| [Fix] Typo                                                   | 1.1.1             | 1.0.2           | 1.1.1                  |
| [Feature(customers)] Make buy_bread accept more bread        | 1.1.0             | 1.0.1           | 1.1.0                  |
| Initial commit - v1.0.0                                      | 1.0.0             | 1.0.0           | 1.0.0                  |

With this information:

  • As a customer of the v1.0.0 bakery library I know that I can automatically use bakery up to v3.1.0 without breaking the interface I was using.
  • As a locale plugin developer for the v1.0.0 bakery library I know that I will have an impact on the API I'm using starting at version 2.0.0.


sem_ver_components only needs Ruby to run.

Its interface is then command-line only.


Via gem

$ gem install sem_ver_components

If using bundler, add this in your Gemfile:

gem 'sem_ver_components'



sem_ver_git is a command-line tool analyzing commit messages from a local git repository and displaying bump levels to be applied on components.

Usage: sem_ver_git [options]
    -f, --from GIT_REF               Git reference from which commits are to be analyzed (defaults to first commit)
    -g, --git_hosting GIT_HOSTING    Specify which kind of git hosting is used. Used to format URLs to commits and comparisons.

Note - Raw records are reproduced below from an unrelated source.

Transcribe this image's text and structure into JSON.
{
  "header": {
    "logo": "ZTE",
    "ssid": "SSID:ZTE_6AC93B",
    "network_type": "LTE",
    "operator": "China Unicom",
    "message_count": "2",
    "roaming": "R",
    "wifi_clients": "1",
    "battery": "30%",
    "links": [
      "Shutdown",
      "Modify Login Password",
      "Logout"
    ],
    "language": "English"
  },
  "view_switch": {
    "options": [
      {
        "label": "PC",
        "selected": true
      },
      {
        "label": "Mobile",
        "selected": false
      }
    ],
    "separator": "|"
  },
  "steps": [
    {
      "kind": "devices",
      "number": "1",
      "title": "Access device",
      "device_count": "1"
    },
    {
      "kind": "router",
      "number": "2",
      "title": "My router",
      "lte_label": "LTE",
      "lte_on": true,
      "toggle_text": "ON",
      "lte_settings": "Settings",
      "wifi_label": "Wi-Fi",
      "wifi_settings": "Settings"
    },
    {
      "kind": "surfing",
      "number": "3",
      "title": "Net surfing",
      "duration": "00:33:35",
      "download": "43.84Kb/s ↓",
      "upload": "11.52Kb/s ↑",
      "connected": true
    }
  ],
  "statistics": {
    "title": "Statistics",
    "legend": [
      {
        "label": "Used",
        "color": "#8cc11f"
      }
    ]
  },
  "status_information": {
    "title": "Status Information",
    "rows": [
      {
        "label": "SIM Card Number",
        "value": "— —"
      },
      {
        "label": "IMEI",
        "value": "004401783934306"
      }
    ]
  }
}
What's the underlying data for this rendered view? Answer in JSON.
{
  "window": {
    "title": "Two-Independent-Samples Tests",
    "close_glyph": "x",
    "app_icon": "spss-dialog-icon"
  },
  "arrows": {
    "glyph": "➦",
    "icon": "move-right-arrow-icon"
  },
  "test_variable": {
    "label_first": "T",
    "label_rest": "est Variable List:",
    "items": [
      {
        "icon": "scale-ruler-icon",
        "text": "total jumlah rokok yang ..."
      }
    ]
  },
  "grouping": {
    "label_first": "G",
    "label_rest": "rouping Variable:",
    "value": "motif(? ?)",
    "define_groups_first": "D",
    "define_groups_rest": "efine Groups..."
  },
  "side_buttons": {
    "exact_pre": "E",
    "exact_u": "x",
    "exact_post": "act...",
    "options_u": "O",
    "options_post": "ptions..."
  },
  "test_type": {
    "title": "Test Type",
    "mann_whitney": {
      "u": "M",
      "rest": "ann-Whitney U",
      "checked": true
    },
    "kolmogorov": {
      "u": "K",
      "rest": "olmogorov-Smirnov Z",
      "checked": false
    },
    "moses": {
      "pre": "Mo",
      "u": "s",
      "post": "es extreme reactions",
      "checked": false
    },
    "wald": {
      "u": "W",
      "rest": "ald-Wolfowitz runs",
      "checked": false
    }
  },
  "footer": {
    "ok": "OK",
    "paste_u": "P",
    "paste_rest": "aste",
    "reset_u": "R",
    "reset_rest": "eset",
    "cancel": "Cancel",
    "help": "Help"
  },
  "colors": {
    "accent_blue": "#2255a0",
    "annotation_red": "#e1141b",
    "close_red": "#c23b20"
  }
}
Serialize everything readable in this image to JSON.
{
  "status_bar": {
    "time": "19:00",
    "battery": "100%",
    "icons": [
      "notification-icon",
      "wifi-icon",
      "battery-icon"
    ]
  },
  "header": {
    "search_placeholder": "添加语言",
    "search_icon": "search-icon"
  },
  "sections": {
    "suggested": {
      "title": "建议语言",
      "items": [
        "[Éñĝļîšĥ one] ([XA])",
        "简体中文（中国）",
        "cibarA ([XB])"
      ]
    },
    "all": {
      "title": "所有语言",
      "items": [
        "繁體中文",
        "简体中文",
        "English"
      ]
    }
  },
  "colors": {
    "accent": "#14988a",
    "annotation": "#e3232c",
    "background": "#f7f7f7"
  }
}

Possible values are bitbucket, github. (defaults to github)
    -h, --help                       Display this help
    -o, --output OUTPUT              Specify the output format of the analysis. Possible values are info, semantic_release_analyze, semantic_release_generate_notes (defauts to info)
    -r, --repo GIT_URL               Specify the Git URL of the repository to analyze (defaults to .)
    -t, --to GIT_REF                 Git reference to which commits are to be analyzed (defaults to HEAD)
    -v, --version                    Display version

Change log

Please see CHANGELOG for more information on what has changed recently.


Any contribution is welcome:

  • Fork the github project and create pull requests.
  • Report bugs by creating tickets.
  • Suggest improvements and new features by creating tickets.


  • [Muriel Salvan][link-author]


The BSD License. Please see License File for more information.